(Element data from apps and pages)
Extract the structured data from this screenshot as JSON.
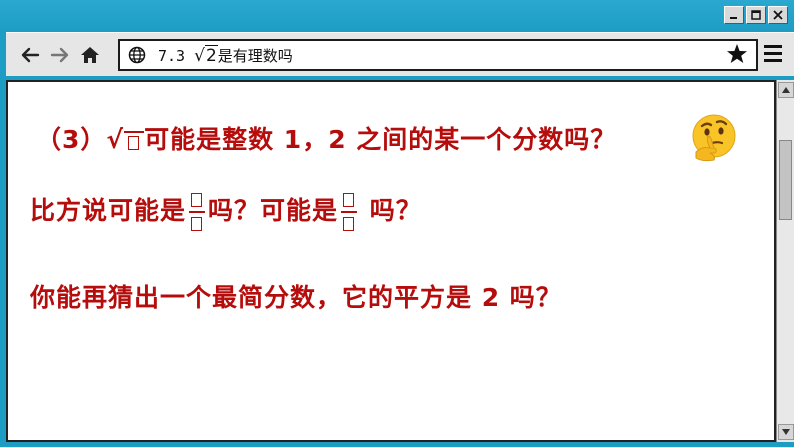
{
  "window": {
    "controls": {
      "minimize": "_",
      "maximize": "□",
      "close": "✕"
    }
  },
  "toolbar": {
    "back_icon": "arrow-left-icon",
    "forward_icon": "arrow-right-icon",
    "home_icon": "home-icon",
    "globe_icon": "globe-icon",
    "address_prefix": "7.3 ",
    "address_radicand": "2",
    "address_suffix": "是有理数吗",
    "bookmark_icon": "star-icon",
    "menu_icon": "hamburger-menu-icon"
  },
  "content": {
    "line1_prefix": "（3）",
    "line1_rest": "可能是整数 1，2 之间的某一个分数吗？",
    "line2_a": "比方说可能是",
    "line2_b": "吗？可能是",
    "line2_c": " 吗？",
    "line3": "你能再猜出一个最简分数，它的平方是 2 吗？"
  },
  "colors": {
    "text_red": "#b50c0c",
    "window_blue": "#1d9cc4"
  }
}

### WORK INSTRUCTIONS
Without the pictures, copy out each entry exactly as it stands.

### RESULT OF THE EXERCISE
Extract the structured data from this screenshot as JSON.
{
  "window": {
    "controls": {
      "minimize": "_",
      "maximize": "□",
      "close": "✕"
    }
  },
  "toolbar": {
    "back_icon": "arrow-left-icon",
    "forward_icon": "arrow-right-icon",
    "home_icon": "home-icon",
    "globe_icon": "globe-icon",
    "address_prefix": "7.3 ",
    "address_radicand": "2",
    "address_suffix": "是有理数吗",
    "bookmark_icon": "star-icon",
    "menu_icon": "hamburger-menu-icon"
  },
  "content": {
    "line1_prefix": "（3）",
    "line1_rest": "可能是整数 1，2 之间的某一个分数吗？",
    "line2_a": "比方说可能是",
    "line2_b": "吗？可能是",
    "line2_c": " 吗？",
    "line3": "你能再猜出一个最简分数，它的平方是 2 吗？"
  },
  "colors": {
    "text_red": "#b50c0c",
    "window_blue": "#1d9cc4"
  }
}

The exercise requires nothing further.